▸ **What to produce**:
Only lines holding the string "screenshot" are wanted; copy each one from the material.

▸ **Task data**:
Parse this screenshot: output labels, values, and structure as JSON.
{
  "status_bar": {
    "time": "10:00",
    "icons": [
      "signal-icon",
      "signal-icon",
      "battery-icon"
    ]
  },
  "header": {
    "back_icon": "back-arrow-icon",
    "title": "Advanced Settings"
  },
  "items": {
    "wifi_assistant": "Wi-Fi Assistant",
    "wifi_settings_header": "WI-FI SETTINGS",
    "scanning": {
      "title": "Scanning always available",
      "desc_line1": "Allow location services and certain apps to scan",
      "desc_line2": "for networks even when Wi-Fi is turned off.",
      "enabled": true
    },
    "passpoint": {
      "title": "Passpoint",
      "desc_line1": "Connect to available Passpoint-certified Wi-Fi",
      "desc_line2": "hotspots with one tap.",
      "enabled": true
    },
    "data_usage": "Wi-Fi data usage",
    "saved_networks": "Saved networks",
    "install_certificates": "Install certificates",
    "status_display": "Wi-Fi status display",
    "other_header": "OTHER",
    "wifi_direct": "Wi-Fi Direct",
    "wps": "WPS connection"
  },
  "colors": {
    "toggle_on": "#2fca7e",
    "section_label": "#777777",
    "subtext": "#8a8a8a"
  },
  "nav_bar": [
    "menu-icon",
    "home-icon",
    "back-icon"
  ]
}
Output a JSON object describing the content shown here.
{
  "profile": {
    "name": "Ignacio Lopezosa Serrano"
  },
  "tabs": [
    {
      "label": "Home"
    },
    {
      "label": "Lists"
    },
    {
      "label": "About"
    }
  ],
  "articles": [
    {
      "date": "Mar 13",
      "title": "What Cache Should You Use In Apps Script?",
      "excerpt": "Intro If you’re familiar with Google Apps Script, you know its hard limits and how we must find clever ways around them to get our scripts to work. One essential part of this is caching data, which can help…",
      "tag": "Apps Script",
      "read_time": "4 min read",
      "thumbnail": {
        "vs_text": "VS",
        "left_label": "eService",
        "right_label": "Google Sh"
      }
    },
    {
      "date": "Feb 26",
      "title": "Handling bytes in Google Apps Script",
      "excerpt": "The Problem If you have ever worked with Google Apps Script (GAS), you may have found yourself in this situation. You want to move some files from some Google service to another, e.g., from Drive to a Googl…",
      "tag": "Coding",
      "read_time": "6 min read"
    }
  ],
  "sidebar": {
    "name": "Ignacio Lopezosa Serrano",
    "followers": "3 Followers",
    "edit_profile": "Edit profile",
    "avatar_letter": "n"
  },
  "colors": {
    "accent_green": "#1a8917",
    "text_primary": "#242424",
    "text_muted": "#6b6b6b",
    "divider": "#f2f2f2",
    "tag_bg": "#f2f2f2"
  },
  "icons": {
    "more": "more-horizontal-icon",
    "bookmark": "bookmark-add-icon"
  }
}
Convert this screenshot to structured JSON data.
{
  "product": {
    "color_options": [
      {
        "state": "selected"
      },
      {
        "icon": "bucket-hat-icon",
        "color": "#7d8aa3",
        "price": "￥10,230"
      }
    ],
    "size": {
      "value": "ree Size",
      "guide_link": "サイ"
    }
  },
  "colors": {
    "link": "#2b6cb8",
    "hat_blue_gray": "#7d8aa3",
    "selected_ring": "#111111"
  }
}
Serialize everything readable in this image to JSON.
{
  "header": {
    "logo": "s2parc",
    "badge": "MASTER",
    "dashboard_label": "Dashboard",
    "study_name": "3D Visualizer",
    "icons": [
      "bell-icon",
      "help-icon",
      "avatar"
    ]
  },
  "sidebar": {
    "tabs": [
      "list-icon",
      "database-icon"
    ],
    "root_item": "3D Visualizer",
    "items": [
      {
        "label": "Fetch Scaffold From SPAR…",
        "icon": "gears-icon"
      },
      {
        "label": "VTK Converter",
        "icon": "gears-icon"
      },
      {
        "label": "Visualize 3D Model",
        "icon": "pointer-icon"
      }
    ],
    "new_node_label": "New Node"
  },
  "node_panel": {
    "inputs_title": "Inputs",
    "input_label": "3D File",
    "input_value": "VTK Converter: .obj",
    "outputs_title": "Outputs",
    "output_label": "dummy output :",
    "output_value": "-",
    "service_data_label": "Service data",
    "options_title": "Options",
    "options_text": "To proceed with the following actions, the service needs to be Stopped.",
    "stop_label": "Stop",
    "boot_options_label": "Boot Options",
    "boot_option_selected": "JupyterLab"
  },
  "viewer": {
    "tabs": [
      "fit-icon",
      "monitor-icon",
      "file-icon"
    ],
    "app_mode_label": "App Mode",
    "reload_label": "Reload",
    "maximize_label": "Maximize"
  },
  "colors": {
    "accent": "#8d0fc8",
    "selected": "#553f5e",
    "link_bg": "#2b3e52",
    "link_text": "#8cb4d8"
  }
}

▸ **Answer to this task**:
Parse this screenshot: output labels, values, and structure as JSON.
Convert this screenshot to structured JSON data.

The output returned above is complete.